Research, Wiretap Politics & Chip Design" (ISBN 1-56592-520-3).  This book
describes the DES-cracking machine that was recently in the news when it
broke a 56-bit DES key in less than three days.  The bulk of the book is
also available from John Young's website, <> -- and legally
so, as the book, with a few small exceptions, is explicitly in the public
domain.  It's also available from the usual web-based booksellers.

You'll find a substantial discussion of the politics of encryption research,
the history of DES cracking, as well as all the source code and hardware
design documents.  This includes well-commented PERL and C source code
(software source code intended to be read), the VHDL code that defines the
custom chips used in the cracking engine, hardware board schematics and
design notes.  The source code is published using checksum tools that
greatly simplify the task of scanning the book to recover the original text.

While non-technical readers would not be expected to understand the computer
source code and/or hardware design, the architecture overview and the
various "political" sections should be well worth reading and within the
grasp of anyone who can get through a Scientific American article without
falling asleep.

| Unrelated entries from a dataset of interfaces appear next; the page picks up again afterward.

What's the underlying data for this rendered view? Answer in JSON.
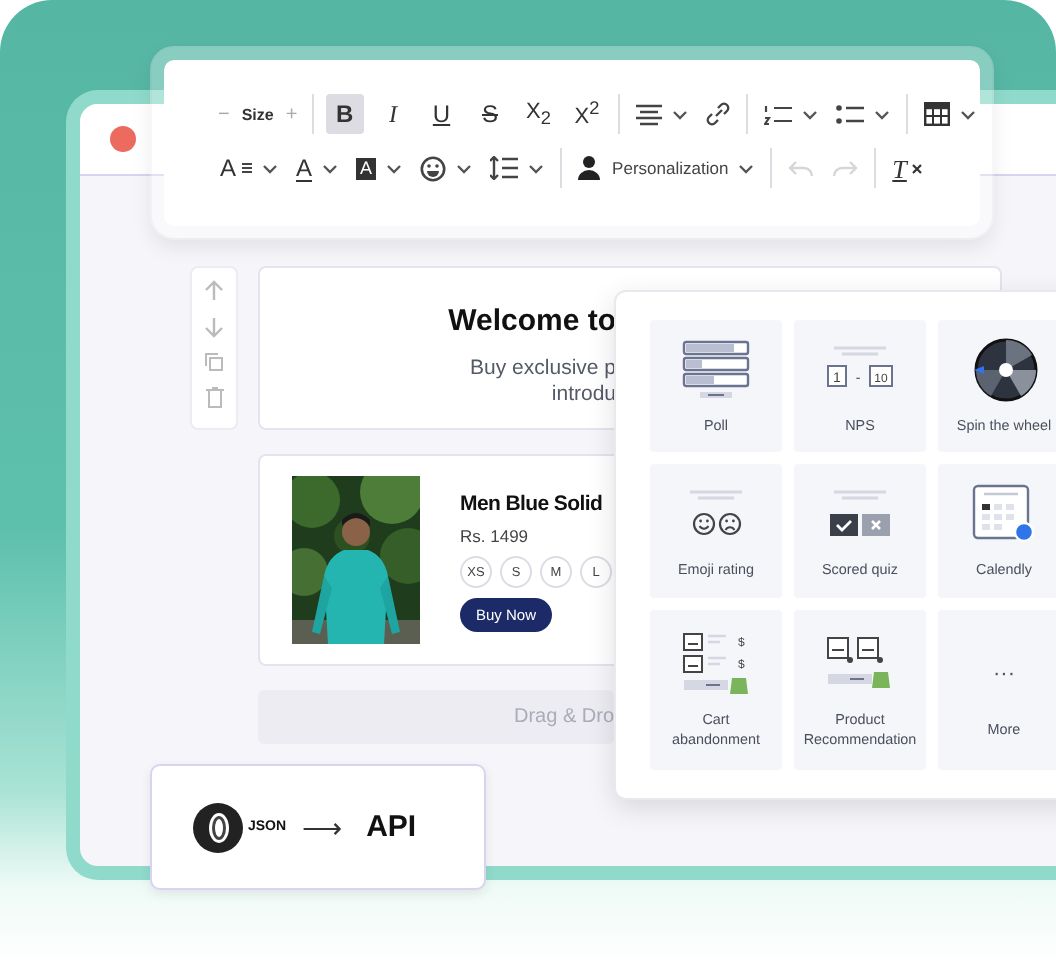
{
  "toolbar": {
    "rows": [
      [
        {
          "kind": "decrease",
          "label": "−"
        },
        {
          "kind": "label",
          "label": "Size"
        },
        {
          "kind": "increase",
          "label": "+"
        },
        {
          "kind": "divider"
        },
        {
          "kind": "bold",
          "label": "B",
          "selected": true
        },
        {
          "kind": "italic",
          "label": "I",
          "selected": false
        },
        {
          "kind": "underline",
          "label": "U",
          "selected": false
        },
        {
          "kind": "strike",
          "label": "S",
          "selected": false
        },
        {
          "kind": "subscript",
          "label": "X$_{2}$",
          "selected": false
        },
        {
          "kind": "superscript",
          "label": "X$^{2}$",
          "selected": false
        },
        {
          "kind": "divider"
        },
        {
          "kind": "align",
          "dropdown": true
        },
        {
          "kind": "link",
          "dropdown": false
        },
        {
          "kind": "divider"
        },
        {
          "kind": "numbered-list",
          "dropdown": true
        },
        {
          "kind": "bullet-list",
          "dropdown": true
        },
        {
          "kind": "divider"
        },
        {
          "kind": "table",
          "dropdown": true
        }
      ],
      [
        {
          "kind": "font-size",
          "label": "A",
          "dropdown": true
        },
        {
          "kind": "text-color",
          "label": "A",
          "dropdown": true
        },
        {
          "kind": "highlight",
          "label": "A",
          "dropdown": true
        },
        {
          "kind": "emoji",
          "dropdown": true
        },
        {
          "kind": "line-height",
          "dropdown": true
        },
        {
          "kind": "divider"
        },
        {
          "kind": "personalization",
          "label": "Personalization",
          "dropdown": true
        },
        {
          "kind": "divider"
        },
        {
          "kind": "undo",
          "disabled": true
        },
        {
          "kind": "redo",
          "disabled": true
        },
        {
          "kind": "divider"
        },
        {
          "kind": "clear-format",
          "label": "T",
          "disabled": false
        }
      ]
    ]
  },
  "block_tools": [
    {
      "kind": "up"
    },
    {
      "kind": "down"
    },
    {
      "kind": "copy"
    },
    {
      "kind": "delete"
    }
  ],
  "welcome": {
    "heading": "Welcome to",
    "lines": [
      "Buy exclusive p",
      "introdu"
    ]
  },
  "product": {
    "name": "Men Blue Solid",
    "price": "Rs. 1499",
    "sizes": [
      "XS",
      "S",
      "M",
      "L"
    ],
    "button": "Buy Now"
  },
  "dropzone": {
    "text": "Drag & Dro"
  },
  "widgets": [
    {
      "kind": "poll",
      "label": "Poll"
    },
    {
      "kind": "nps",
      "label": "NPS",
      "scale": [
        "1",
        "-",
        "10"
      ]
    },
    {
      "kind": "wheel",
      "label": "Spin the wheel"
    },
    {
      "kind": "emoji",
      "label": "Emoji rating"
    },
    {
      "kind": "quiz",
      "label": "Scored quiz"
    },
    {
      "kind": "calendar",
      "label": "Calendly"
    },
    {
      "kind": "cart",
      "label": "Cart abandonment",
      "prices": [
        "$",
        "$"
      ]
    },
    {
      "kind": "product",
      "label": "Product Recommendation"
    },
    {
      "kind": "more",
      "label": "More",
      "symbol": "···"
    }
  ],
  "api_card": {
    "source": "JSON",
    "arrow": "⟶",
    "target": "API"
  }
}
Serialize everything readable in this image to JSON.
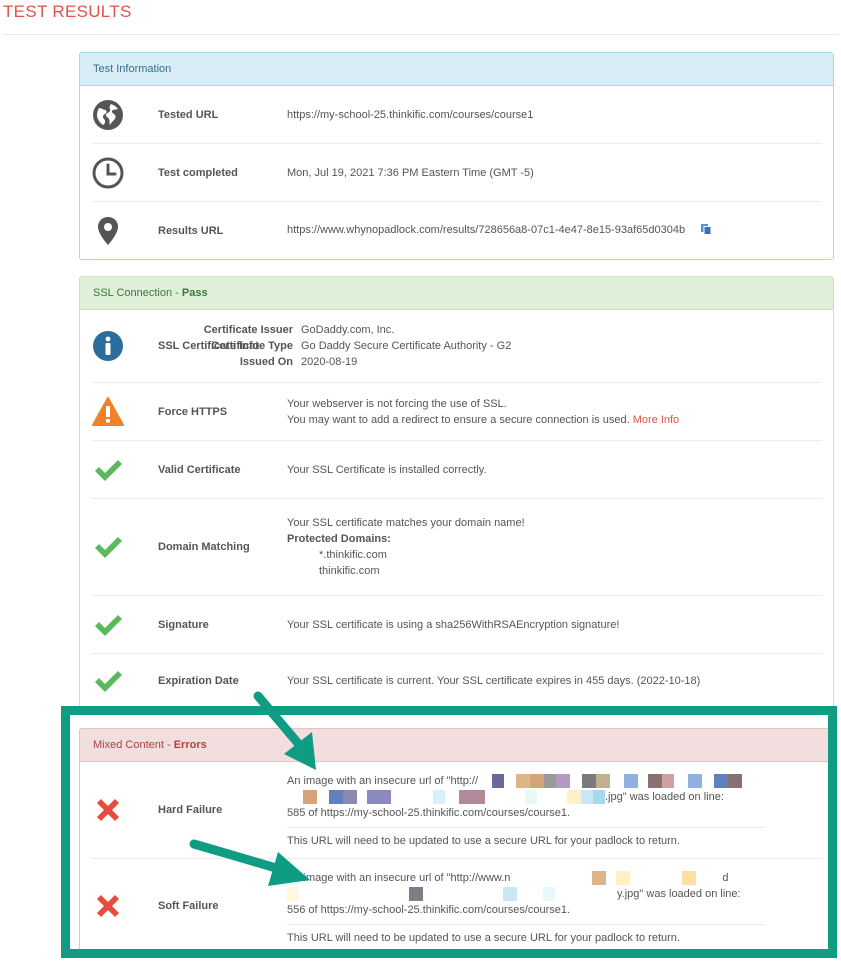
{
  "page": {
    "title": "TEST RESULTS"
  },
  "test_information": {
    "heading": "Test Information",
    "rows": [
      {
        "icon": "globe-icon",
        "label": "Tested URL",
        "value": "https://my-school-25.thinkific.com/courses/course1"
      },
      {
        "icon": "clock-icon",
        "label": "Test completed",
        "value": "Mon, Jul 19, 2021 7:36 PM Eastern Time (GMT -5)"
      },
      {
        "icon": "map-pin-icon",
        "label": "Results URL",
        "value": "https://www.whynopadlock.com/results/728656a8-07c1-4e47-8e15-93af65d0304b"
      }
    ]
  },
  "ssl_connection": {
    "heading": "SSL Connection",
    "status_sep": " - ",
    "status": "Pass",
    "certificate_info": {
      "label": "SSL Certificate Info",
      "issuer_key": "Certificate Issuer",
      "issuer": "GoDaddy.com, Inc.",
      "type_key": "Certificate Type",
      "type": "Go Daddy Secure Certificate Authority - G2",
      "issued_key": "Issued On",
      "issued": "2020-08-19"
    },
    "force_https": {
      "label": "Force HTTPS",
      "line1": "Your webserver is not forcing the use of SSL.",
      "line2": "You may want to add a redirect to ensure a secure connection is used.",
      "link": "More Info"
    },
    "valid_certificate": {
      "label": "Valid Certificate",
      "value": "Your SSL Certificate is installed correctly."
    },
    "domain_matching": {
      "label": "Domain Matching",
      "line1": "Your SSL certificate matches your domain name!",
      "protected_label": "Protected Domains:",
      "domains": [
        "*.thinkific.com",
        "thinkific.com"
      ]
    },
    "signature": {
      "label": "Signature",
      "value": "Your SSL certificate is using a sha256WithRSAEncryption signature!"
    },
    "expiration": {
      "label": "Expiration Date",
      "value": "Your SSL certificate is current. Your SSL certificate expires in 455 days. (2022-10-18)"
    }
  },
  "mixed_content": {
    "heading": "Mixed Content",
    "status_sep": " - ",
    "status": "Errors",
    "hard": {
      "label": "Hard Failure",
      "line1": "An image with an insecure url of \"http://",
      "line2_end": ".jpg\" was loaded on line:",
      "line3": "585 of https://my-school-25.thinkific.com/courses/course1.",
      "note": "This URL will need to be updated to use a secure URL for your padlock to return."
    },
    "soft": {
      "label": "Soft Failure",
      "line1": "An image with an insecure url of \"http://www.n",
      "line1_end": "d",
      "line2_end": "y.jpg\" was loaded on line:",
      "line3": "556 of https://my-school-25.thinkific.com/courses/course1.",
      "note": "This URL will need to be updated to use a secure URL for your padlock to return."
    }
  },
  "colors": {
    "accent_red": "#e0524a",
    "pass_green": "#5cb85c",
    "error_red": "#e74c3c",
    "warning_orange": "#f0802b",
    "annotation_teal": "#0e9c82"
  }
}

Martin Minow,

  [Note: John Young's archive of the (legal to read) scanned volume is at
  <>.  Also, chapters that would be
  illegal to put on the Internet in the U.S. are available in abroad
  <> .]

SEI 1998 Software Engineering Symposium

Carol Biesecker <cb@SEI.CMU.EDU>
5 Aug 1998 14:59:49 GMT
SEI Software Engineering Symposium
14-17 September 1998
David L. Lawrence Convention Center
Pittsburgh, Pennsylvania
Theme: Improving What You Build Means Improving How You Build

Deadline for early bird registration discount: August 12, 1998.

For complete details, visit our Web site at:

For More Information about the Software Engineering Institute or for more
details about the Software Engineering Symposium and other events, please
contact SEI Customer Relations, 1-412-268-5800,

Please report problems with the web pages to the maintainer